December 16, 2003 | Broadcast

American Morning

Joining us from Washington to put their spin on the spin, Cliff May, former RNC communications director now with the Foundation for Defense of Democracies.

Good morning.

And Democratic consultant Victor Kamber of the Kamber Group. Good morning to you.

Let me start off with you, Cliff. We just saw Howard Dean there speaking. He made this major policy speech yesterday. Does the capture of Saddam Hussein, does it badly damage him?

CLIFF MAY, FMR. RNC COMM. DIR.: I don’t think it — well, look, there are two things. One is it damages him somewhat in terms of his race for the nomination. But I think there is a certain inevitability about that. I think a lot of Democrats wonder a lot more today than they did a few days ago whether Dean should be their nominee. He’s been branded as the anti-war candidate. He’s branded himself that way. Al Gore branded him that way. Al Gore said going into Iraq was the worst mistake America has made in its foreign policy in 200 years.

Obviously, from the poll you showed, most people don’t agree with that. But 10 months is a lifetime in politics. By next October, who knows where we’ll be in the war, and who knows what will happen. But it does set up the war as the defining issue of the campaign, with the Dean as the anti-war candidate, and Bush saying, we have to confront and beat our allies — beat our enemies.

O’BRIEN: Victor, do you agree with that, that the war will be the defining point in this campaign? And if so, how are the Democrats dealing with Saddam’s capture?

VICTOR KAMBER, DEMOCRATIC CONSULTANT: First of all, I think the war will be an issue. Frankly, if we’re still at war, I’m glad we’re using that word, we’re not seeing another mission accomplished by this administration. The capture of Saddam Hussein, while a wonderful thing to get rid of this tyrant, by no means is this war over. I think since Saddam Hussein Has been captured, we’ve lost, what, two American lives and 20 more have been wounded. If this continues, about four or five a week dead Americans, 25, 30 a week who lose their arms, their legs, their eyes, how long does that continue? We still have a president that basically has no policy of how to get out, how to extricate us from this conflict. We have no world leadership involvement. Much of the praise we got from our allies and former allies. They’re still not involved.

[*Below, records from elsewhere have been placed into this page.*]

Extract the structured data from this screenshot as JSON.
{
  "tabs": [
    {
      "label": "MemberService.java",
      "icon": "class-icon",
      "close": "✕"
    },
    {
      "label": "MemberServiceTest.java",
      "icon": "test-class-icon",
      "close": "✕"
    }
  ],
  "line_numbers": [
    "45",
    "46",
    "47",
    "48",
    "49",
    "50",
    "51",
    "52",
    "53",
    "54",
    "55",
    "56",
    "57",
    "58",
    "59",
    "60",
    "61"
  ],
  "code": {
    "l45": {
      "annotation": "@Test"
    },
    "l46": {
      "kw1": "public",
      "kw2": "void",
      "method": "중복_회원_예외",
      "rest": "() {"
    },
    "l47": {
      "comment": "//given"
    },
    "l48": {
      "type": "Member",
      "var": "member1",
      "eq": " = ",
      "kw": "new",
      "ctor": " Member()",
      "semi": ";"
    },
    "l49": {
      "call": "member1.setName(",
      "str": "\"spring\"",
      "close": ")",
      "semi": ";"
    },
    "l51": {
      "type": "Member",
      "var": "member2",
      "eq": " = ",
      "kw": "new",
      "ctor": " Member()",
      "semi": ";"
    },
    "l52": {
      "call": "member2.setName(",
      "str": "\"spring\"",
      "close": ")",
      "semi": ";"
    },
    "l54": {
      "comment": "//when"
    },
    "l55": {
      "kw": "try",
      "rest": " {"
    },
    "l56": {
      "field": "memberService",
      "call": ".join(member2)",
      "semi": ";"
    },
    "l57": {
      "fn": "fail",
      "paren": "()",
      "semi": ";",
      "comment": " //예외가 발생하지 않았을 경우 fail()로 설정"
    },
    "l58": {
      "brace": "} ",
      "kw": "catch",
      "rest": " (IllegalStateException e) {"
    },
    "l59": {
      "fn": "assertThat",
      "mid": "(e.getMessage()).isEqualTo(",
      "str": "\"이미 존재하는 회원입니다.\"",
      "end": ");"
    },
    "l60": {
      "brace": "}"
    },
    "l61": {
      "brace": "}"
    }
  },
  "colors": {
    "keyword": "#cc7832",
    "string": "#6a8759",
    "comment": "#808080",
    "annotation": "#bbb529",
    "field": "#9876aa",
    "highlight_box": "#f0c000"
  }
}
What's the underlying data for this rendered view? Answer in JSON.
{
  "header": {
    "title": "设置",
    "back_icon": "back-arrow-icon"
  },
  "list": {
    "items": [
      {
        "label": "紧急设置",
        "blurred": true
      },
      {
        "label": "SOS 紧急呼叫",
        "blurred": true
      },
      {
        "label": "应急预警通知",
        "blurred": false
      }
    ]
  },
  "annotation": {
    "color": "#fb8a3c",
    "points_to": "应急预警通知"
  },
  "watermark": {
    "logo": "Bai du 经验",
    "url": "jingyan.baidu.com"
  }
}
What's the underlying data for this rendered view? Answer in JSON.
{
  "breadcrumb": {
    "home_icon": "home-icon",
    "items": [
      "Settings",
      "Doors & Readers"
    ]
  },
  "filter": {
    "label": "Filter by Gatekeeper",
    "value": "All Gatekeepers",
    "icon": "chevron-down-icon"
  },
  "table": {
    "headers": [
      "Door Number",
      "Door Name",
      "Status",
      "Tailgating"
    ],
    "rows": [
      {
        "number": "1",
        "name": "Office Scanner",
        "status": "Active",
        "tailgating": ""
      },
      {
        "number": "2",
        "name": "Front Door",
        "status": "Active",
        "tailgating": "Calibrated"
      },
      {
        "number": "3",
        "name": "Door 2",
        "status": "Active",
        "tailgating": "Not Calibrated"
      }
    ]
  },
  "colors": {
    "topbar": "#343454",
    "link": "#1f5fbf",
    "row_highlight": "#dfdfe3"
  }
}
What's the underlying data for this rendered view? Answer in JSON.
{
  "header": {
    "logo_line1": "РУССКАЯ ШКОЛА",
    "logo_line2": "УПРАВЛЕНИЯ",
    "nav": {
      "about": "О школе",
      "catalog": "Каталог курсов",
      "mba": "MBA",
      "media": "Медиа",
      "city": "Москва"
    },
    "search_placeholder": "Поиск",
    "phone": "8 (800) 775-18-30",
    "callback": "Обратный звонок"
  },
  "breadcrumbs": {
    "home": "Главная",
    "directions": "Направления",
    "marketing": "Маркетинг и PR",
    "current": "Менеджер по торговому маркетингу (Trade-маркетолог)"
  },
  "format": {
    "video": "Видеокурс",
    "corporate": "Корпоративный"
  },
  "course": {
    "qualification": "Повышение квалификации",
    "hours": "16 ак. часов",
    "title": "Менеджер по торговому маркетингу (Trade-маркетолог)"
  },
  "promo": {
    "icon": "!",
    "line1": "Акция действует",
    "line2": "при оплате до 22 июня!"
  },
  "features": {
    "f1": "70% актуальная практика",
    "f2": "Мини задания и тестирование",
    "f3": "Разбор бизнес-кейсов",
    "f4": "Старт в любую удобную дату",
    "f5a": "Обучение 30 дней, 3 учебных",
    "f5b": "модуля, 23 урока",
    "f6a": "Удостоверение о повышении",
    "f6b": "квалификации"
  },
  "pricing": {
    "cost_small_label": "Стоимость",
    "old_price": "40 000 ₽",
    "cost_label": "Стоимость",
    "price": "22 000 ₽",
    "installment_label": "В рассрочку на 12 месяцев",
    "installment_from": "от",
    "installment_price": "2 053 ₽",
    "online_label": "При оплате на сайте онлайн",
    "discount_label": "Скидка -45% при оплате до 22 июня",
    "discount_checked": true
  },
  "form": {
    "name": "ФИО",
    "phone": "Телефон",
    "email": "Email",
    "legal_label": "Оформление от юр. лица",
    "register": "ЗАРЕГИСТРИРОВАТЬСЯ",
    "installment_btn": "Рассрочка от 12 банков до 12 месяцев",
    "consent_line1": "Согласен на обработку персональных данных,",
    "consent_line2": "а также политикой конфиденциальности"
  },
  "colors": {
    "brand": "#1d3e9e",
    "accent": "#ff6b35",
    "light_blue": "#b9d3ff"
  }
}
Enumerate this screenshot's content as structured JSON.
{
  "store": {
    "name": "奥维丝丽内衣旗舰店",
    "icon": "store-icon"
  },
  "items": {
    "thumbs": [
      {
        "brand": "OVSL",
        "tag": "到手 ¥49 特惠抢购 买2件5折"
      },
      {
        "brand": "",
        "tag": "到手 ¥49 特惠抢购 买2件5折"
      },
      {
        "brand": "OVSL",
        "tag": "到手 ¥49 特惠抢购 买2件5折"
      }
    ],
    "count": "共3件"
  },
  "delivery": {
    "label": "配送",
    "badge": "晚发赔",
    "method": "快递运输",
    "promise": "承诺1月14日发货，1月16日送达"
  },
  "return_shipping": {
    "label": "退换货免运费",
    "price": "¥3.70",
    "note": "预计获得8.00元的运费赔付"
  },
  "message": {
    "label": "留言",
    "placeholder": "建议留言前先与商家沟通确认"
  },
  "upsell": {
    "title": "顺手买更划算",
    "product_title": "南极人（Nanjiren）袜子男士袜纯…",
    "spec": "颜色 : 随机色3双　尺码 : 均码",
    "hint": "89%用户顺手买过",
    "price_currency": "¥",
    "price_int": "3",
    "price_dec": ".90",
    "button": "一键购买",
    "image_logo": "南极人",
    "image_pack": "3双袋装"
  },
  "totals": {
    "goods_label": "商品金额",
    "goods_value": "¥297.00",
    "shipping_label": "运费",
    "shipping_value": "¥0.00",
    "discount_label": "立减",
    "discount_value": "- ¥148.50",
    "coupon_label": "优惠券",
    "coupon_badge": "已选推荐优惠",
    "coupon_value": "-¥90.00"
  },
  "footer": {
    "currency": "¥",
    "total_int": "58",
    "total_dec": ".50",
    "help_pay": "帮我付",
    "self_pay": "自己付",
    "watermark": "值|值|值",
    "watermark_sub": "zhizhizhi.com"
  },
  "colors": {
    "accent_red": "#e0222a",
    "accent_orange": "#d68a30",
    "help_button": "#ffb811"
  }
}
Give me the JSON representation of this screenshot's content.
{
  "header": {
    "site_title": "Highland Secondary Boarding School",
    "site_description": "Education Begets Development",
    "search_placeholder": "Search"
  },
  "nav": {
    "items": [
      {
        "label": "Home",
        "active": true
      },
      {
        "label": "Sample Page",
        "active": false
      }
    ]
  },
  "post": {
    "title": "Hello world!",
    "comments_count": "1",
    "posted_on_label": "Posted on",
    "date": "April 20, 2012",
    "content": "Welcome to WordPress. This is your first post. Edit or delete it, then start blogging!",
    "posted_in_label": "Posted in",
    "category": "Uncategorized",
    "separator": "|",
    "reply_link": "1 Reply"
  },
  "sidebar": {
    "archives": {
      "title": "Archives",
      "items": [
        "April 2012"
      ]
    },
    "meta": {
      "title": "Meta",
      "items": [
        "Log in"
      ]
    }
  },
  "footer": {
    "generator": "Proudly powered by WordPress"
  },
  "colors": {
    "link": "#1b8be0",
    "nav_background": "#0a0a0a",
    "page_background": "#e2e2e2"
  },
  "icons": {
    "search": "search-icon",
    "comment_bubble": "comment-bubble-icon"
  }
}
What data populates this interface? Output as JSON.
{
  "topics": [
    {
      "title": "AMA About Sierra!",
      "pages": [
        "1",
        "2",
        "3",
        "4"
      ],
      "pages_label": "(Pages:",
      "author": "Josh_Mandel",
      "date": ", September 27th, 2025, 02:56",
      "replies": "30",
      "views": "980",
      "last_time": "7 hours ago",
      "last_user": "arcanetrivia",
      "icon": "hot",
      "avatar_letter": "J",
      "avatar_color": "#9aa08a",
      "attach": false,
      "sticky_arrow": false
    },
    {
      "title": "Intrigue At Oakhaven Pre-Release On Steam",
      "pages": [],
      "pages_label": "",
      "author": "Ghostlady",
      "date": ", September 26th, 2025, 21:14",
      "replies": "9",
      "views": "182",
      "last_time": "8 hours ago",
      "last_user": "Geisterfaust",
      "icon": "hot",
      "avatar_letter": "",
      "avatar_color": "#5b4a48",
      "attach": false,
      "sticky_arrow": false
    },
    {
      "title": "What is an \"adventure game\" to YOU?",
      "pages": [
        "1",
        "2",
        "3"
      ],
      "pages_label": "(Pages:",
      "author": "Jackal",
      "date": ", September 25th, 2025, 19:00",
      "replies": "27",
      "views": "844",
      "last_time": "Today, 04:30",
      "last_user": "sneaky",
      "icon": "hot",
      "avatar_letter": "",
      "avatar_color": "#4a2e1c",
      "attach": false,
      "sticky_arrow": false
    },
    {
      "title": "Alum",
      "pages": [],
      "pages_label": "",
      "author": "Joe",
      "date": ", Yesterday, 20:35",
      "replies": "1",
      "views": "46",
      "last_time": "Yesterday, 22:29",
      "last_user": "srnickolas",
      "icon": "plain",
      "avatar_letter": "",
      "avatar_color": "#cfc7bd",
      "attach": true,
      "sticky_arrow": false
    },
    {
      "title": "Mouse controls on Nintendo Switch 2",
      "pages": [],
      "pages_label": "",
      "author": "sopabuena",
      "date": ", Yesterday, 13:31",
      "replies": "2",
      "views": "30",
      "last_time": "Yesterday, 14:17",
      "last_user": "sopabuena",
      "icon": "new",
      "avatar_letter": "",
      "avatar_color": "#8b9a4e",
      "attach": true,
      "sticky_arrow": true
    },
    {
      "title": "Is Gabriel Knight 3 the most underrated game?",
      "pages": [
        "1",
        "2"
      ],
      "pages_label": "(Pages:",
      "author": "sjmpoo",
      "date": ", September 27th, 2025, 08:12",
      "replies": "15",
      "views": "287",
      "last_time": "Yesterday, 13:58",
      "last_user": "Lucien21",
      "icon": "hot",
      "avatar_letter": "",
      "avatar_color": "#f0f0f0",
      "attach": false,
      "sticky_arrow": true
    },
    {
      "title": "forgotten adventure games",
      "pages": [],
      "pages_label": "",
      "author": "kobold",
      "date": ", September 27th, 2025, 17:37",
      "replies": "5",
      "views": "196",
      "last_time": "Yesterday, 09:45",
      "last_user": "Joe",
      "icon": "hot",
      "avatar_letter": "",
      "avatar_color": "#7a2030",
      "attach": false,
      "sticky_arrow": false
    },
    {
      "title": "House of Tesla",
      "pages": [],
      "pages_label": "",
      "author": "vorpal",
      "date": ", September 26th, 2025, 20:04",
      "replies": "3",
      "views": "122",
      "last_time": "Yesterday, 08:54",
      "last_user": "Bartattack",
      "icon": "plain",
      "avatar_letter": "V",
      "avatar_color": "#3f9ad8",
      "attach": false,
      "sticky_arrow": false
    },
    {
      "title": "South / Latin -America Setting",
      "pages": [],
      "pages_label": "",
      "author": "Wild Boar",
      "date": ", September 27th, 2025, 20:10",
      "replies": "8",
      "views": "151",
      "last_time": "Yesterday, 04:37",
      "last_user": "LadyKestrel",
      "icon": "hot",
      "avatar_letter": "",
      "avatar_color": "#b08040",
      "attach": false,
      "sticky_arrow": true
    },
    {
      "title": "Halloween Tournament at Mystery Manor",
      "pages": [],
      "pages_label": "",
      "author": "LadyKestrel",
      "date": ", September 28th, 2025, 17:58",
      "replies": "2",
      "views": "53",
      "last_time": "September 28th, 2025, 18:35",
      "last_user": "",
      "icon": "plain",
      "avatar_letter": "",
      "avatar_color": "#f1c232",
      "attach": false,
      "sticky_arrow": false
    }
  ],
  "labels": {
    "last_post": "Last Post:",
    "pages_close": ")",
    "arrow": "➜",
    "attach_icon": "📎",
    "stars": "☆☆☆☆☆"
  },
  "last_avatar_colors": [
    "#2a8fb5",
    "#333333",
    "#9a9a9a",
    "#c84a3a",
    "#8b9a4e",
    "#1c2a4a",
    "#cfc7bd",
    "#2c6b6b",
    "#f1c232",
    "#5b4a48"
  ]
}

O’BRIEN: Let me jump in here. I want to show you, Cliff, a poll, both of you, this poll, a CNN/”USA Today”/Gallup poll: Was the situation in Iraq worth going to war over? Sixty-two percent of Americans say yes, 33 percent say no.

Cliff, have the Democrats basically painted themselves as the party of negativity, that for them to succeed, the war has to go badly?

MAY: There is some truth to that. It’s even worse than that for Democrats. I don’t see it in any kind of gleeful way. Anything that’s good for the country right now is bad for the Democrats, obviously. And anything bad for the country is good for the Democrats.

Now I think the Democrats, and a lot of people agree, maybe even Vick would agree, would be better off with a candidate like Joe Lieberman, like Dick Gephardt, or John Edwards, who are pretty close to the president in saying, there is a war we have to fight, we’ll win battles, as we did this weekend, we will lose some battles, but we have to win the war, compared to somebody like Howard Dean who is saying, what I think I hear Victor saying, is let’s find an exit strategy, let’s get out of this, let’s cut and run, and maybe they won’t come after us. I don’t think most Americans, and this poll proves it, believe what we can do is cut and run, because the enemy will come after us in New York, in Washington, wherever they can find us.

KAMBER: I’m not suggesting cutting and running; I’m suggesting a plan. But, Anderson, the thing that’s shocking, is your poll, that indicates there was only a marginal change after the capture of Saddam Hussein. You did the polling immediately after Saddam Hussein’s capture, with the idea to see what support. You only show a marginal change of 3 percent. I mean, we don’t see the 65 percent — excuse me — the 85 percent that happened when we went to war.

MAY: You and I know that you don’t expect to see that. The 65 is absolutely overwhelming.

KAMBER: I understand that, Cliff. All I’m saying is I think it is the bump from the weekend. I think the true test of Americans will be in a month when we see how many more dead and how many more wounded.

COOPER: Final thought.

MAY: Victor, you’re right, it’s a small bump because basically Americans know we have to fight and win this war. Howard Dean yesterday gave a foreign policy speech. It wasn’t that. It was a wish list. He said, let’s have a more peaceful world, let’s get Jacques Chirac to agree with us. He had no idea, no strategy how to do it, it wasn’t a very serious foreign policy speech.

KAMBER: He’s no different than the president of the United States, who has no idea how to resolve the conflict.

COOPER: We have to end it there, gentlemen. Clifford May, appreciate you joining us, and, Victor Kamber, nice to talk to you.